Extracted data entries
------------------------------------------------------------

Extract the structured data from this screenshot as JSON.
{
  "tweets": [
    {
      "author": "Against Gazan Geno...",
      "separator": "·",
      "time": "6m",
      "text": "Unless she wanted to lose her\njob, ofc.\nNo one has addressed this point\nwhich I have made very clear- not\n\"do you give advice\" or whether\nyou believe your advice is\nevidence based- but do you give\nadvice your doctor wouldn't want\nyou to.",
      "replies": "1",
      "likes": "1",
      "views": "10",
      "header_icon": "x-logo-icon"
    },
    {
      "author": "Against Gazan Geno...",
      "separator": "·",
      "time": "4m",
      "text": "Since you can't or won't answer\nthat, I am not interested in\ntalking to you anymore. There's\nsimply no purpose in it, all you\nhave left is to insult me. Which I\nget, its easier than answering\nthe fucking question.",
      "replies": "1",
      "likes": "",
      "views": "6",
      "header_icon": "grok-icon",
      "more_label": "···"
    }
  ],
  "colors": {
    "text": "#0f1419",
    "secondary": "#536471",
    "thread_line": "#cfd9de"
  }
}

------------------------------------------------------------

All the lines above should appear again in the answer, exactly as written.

Extract the structured data from this screenshot as JSON.
{
  "tweets": [
    {
      "author": "Against Gazan Geno...",
      "separator": "·",
      "time": "6m",
      "text": "Unless she wanted to lose her\njob, ofc.\nNo one has addressed this point\nwhich I have made very clear- not\n\"do you give advice\" or whether\nyou believe your advice is\nevidence based- but do you give\nadvice your doctor wouldn't want\nyou to.",
      "replies": "1",
      "likes": "1",
      "views": "10",
      "header_icon": "x-logo-icon"
    },
    {
      "author": "Against Gazan Geno...",
      "separator": "·",
      "time": "4m",
      "text": "Since you can't or won't answer\nthat, I am not interested in\ntalking to you anymore. There's\nsimply no purpose in it, all you\nhave left is to insult me. Which I\nget, its easier than answering\nthe fucking question.",
      "replies": "1",
      "likes": "",
      "views": "6",
      "header_icon": "grok-icon",
      "more_label": "···"
    }
  ],
  "colors": {
    "text": "#0f1419",
    "secondary": "#536471",
    "thread_line": "#cfd9de"
  }
}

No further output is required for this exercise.